Code reconstruction technology (CRT) from Leuze electronic ensures additional reading reliability. Whereas in simple reading systems the bar codes must be detected entirely using a continuous scan line, code reconstruction technology enables offset and repeated reading of individual fragments of codes. The device then reconstructs these fragments to form an overall result. CRT enables the reliable decoding of labels which are not printed precisely or are difficult to read.
In addition to the bar code readers, Klinkhammer installed further sensors from Leuze electronic due to past good experiences, including scanners, e.g., in the labelling devices, as well as optical data transceivers in the buffer area before order consolidation. The use of the optical components from Owen convinced system integrator Klinkhammer and winkler right from the start.
In a central warehouse for commercial vehicle accessories, there are also, of course, especially large and bulky parts. These include tanks as well as windscreens, air compressors and snow ploughs. These need to be stored and, in the event of an order, be quickly and easily transported to the shipping area – even over various levels.
This task was solved with reversible vertical conveyors based on modular belt technology. During storage, bulky parts are unloaded from the delivery truck by a high-lift truck and placed directly on the belts and then glide with the aid of the modular belts to the conveyor. There, they are transported vertically and – via modular belts – on to the next transfer point. The process functions bidirectionally. For smooth operation, the employees are assisted by additional, optical indicators (signal lights).
Because the paths and storage locations vary widely – there is the container warehouse for small parts and the pallet warehouse for large parts – the concept of order consolidation was realised in a shuttle warehouse in the shipping area. Here, the employees can complete the orders for shipping at 12 specially designed packing stations.
Smooth and efficient processes
Another example of how workplaces were realised for smooth and efficient processes at winkler are the transfer stations for high-lift trucks in the high-bay warehouse. The order pickers move their containers from the high rack directly to the packing station and then pass them on to the lowest conveyor line. Without any further vehicle movement, they can use the fork to move to the top level and pick up another container made available by the system from the empty container buffer located above it – without interruption. Even the label printers and work stations are mounted at an optimum height for the high-lift truck operators. The high-lift truck operators no longer need to get off their vehicles, for example, to scan the container code. All work steps are performed ergonomically at the operating level of the high-lift truck.
Through the expansion of the central warehouse in Ulm, winkler increased storage space by 60 per cent. Thanks to the size of the central warehouse alone, which measures 45,000 square meters, special requirements on speed and consolidation can be met.
It now takes a maximum of 8–10 minutes to transport a part from the central warehouse to the shipping area.

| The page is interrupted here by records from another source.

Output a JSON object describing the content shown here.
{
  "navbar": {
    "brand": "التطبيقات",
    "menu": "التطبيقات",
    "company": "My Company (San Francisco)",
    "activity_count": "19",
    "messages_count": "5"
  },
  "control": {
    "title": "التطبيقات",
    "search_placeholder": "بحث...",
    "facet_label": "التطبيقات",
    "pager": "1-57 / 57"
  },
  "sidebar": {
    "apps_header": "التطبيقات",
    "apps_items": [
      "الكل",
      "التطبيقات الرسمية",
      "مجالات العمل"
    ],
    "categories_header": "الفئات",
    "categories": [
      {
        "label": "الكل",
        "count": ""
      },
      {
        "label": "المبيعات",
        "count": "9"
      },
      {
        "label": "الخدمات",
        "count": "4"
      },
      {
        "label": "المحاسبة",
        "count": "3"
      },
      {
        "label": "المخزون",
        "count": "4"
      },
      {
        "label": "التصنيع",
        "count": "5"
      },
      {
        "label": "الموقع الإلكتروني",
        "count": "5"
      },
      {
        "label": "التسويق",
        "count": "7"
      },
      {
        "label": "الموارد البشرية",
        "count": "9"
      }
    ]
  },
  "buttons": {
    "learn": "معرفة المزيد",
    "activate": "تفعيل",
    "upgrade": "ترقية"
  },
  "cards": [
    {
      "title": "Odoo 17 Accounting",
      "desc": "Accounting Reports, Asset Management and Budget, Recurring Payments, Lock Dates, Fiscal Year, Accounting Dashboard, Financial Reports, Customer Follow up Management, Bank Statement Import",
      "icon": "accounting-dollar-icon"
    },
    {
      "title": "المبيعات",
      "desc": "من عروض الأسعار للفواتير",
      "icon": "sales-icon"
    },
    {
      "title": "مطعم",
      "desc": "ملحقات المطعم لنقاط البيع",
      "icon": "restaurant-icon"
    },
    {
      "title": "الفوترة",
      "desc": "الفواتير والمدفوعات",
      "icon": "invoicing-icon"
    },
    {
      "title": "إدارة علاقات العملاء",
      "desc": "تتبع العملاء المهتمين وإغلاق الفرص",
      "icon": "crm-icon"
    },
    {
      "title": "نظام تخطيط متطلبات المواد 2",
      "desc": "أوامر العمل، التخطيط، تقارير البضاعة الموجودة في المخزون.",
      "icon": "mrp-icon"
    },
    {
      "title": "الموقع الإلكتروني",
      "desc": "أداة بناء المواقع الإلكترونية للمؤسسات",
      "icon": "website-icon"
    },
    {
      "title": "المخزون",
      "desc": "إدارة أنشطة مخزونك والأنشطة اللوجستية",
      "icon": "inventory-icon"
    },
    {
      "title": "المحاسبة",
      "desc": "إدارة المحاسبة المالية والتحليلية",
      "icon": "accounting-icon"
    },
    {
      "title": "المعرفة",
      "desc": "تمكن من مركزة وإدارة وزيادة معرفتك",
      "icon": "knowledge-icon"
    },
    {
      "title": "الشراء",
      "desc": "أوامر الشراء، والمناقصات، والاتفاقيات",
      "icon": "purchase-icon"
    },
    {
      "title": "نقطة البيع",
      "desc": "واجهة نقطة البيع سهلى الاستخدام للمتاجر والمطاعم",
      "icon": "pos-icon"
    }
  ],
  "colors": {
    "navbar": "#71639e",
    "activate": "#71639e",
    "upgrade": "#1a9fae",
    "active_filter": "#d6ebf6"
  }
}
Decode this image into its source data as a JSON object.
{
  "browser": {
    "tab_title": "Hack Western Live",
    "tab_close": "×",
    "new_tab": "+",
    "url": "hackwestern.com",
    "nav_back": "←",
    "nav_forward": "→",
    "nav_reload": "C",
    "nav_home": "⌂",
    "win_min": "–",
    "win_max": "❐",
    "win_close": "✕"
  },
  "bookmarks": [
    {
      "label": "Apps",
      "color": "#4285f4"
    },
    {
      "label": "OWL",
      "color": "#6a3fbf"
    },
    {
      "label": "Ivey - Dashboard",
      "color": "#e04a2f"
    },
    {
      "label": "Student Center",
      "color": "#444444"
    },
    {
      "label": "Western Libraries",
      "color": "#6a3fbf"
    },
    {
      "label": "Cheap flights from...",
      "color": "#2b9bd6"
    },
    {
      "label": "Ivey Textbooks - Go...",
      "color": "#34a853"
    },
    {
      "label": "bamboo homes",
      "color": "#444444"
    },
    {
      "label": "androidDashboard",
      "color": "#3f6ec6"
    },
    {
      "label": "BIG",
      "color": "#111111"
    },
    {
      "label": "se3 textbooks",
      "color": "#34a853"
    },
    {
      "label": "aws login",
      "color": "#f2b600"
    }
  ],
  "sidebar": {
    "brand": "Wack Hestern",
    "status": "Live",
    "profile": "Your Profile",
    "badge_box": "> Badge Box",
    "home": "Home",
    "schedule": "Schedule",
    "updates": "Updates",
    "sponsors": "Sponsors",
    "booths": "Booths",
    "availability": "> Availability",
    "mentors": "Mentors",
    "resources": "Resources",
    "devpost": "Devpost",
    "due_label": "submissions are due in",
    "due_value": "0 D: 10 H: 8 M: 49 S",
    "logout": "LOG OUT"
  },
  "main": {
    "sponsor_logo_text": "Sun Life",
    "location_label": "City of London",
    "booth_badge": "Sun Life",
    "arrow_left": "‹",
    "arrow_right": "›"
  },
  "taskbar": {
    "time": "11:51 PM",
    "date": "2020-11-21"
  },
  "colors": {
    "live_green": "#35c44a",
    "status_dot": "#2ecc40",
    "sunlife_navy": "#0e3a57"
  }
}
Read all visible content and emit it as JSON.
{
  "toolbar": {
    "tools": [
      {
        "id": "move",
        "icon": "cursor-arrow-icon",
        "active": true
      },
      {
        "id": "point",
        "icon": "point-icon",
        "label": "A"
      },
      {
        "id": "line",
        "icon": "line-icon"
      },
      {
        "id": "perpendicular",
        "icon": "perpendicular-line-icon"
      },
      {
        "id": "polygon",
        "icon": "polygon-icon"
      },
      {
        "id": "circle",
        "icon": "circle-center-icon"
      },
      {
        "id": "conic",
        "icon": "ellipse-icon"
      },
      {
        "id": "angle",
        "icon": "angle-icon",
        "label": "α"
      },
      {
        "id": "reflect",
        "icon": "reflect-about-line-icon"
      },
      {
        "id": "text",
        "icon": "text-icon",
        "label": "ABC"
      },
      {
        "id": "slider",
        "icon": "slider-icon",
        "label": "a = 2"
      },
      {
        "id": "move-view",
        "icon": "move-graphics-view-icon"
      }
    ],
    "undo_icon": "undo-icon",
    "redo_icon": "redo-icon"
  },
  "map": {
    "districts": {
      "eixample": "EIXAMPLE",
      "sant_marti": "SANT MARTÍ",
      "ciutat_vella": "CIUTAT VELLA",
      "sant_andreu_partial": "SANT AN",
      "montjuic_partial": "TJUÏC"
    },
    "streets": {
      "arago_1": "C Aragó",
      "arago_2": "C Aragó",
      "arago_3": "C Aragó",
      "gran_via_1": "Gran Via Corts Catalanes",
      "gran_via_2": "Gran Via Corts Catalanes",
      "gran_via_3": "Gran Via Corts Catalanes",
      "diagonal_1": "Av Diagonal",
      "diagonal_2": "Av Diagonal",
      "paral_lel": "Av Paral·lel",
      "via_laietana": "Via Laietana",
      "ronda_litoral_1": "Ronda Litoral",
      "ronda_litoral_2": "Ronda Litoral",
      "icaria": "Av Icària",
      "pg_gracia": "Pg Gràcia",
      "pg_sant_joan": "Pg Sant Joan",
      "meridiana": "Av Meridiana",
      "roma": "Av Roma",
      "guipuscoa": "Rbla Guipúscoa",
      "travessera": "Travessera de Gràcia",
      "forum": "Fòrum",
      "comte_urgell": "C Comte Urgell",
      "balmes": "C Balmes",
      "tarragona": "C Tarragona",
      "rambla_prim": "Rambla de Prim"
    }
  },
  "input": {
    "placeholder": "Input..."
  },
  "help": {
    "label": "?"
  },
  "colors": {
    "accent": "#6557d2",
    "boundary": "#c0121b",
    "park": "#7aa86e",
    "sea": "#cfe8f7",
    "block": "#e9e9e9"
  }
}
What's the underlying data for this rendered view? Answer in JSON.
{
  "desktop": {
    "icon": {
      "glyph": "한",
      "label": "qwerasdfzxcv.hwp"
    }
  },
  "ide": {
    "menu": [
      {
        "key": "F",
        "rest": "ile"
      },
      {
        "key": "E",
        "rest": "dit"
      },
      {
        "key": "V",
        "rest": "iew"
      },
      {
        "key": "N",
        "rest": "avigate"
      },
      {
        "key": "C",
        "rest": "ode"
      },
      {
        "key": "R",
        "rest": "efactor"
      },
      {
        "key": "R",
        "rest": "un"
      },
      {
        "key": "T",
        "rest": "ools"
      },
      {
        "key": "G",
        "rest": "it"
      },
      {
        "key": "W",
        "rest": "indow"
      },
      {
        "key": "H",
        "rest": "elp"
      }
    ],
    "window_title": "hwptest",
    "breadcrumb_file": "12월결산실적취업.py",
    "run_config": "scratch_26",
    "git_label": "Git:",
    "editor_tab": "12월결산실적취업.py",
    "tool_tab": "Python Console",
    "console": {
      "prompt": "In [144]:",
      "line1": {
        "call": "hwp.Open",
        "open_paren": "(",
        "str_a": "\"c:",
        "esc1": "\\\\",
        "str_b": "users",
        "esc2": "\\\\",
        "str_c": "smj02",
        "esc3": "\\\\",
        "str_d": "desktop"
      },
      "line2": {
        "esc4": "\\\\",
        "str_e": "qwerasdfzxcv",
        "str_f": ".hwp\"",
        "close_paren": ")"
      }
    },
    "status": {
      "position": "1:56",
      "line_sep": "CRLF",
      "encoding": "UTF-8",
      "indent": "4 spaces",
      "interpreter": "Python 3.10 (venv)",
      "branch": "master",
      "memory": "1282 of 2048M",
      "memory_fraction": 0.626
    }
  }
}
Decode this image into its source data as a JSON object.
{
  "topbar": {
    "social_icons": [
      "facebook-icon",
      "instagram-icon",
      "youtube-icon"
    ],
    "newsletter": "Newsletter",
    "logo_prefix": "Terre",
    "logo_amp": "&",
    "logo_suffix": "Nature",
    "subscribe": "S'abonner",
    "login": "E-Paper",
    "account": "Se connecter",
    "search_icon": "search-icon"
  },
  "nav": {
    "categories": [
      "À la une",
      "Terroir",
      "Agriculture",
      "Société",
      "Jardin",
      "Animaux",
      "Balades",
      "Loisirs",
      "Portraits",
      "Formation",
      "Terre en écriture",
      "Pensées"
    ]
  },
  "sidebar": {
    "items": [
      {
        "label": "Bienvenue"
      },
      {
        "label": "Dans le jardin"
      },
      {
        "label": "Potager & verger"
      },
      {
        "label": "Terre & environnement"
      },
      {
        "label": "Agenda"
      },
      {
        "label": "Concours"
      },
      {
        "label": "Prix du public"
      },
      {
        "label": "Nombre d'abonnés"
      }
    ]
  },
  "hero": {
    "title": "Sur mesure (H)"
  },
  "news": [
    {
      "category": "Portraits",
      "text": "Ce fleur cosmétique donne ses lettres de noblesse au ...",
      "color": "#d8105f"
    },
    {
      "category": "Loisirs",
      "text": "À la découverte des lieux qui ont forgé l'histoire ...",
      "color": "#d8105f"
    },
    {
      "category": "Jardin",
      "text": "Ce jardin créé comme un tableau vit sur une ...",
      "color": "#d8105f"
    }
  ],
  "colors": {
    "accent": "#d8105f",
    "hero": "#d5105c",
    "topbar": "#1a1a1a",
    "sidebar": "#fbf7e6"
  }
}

In addition to the design of the individual components and the concept, the new container conveyor line from hall 8 to hall 11 plays a decisive role here. Transport speeds of up to 1.2m/s allow connections to be made and distances covered very quickly. At winkler, it is referred to as the “ICE” (synonymous with Germany’s high-speed railway system).
The new conveyor system was designed for a throughput of 2000 containers per hour. Instead of 8000 items, nearly 11,000 items can now be moved per day at winkler. Herbert Skala explains: “Depending on load, we operate at an hourly throughput of 1000 to 1200 containers today. We have, thus, intentionally left room to grow to ensure that we have adequate capacity for the next eight to ten years.”
To learn more about Leuze sensors, please visit www.leuze.co.uk.